This 5mm micro looked like it was in the middle of a yoga routine when we barged in with the camera, trying to tame the lens to focus. The precarious resting position has been achieved by standing on two legs, with its head lowered and abdomen raised. Like other species in the genus, the Argyresthia retinella has an oily, pearly gleam. The ground color is a silvery white, dabbed occasionally with tiny black spots. A shaky longitudinal streak runs from the base to just beyond one-half, ending in a blob. Another diffused dark patch starts from the apex and cuts off at around the tornus. Like the Cherry Bark Tortrix from our last post, this moth also flies in the afternoon sun.
Its name, ‘arguros’ means silver and ‘esthēs’, a dress, both account for the color of the forewing. Rete, a net, describes its netted pattern.

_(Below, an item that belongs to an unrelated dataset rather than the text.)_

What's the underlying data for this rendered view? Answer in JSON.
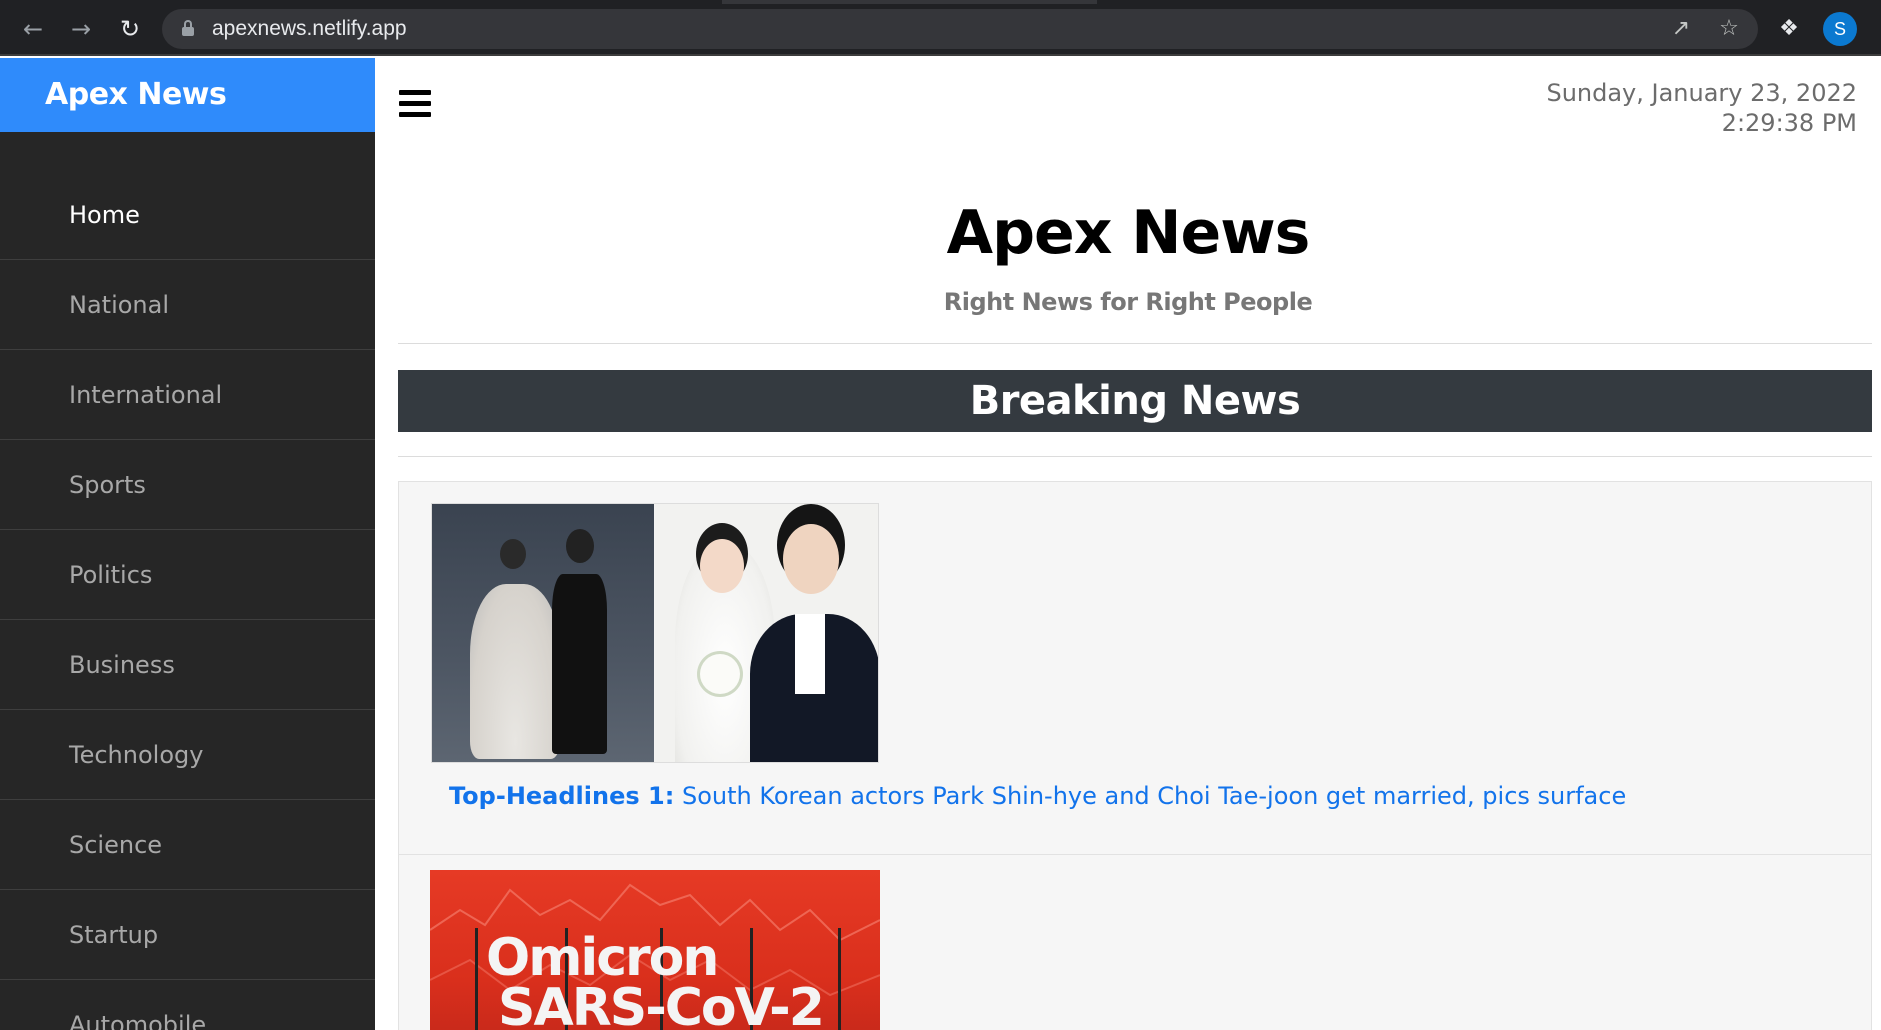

On ‘Yorkshire Moths Flying Tonight’ it is classified as ‘scarce and local’, so once again, we are in luck!
Both species are new to Shandy Hall gardens and the total is now 385.
Post: Tung Chau (UPenn)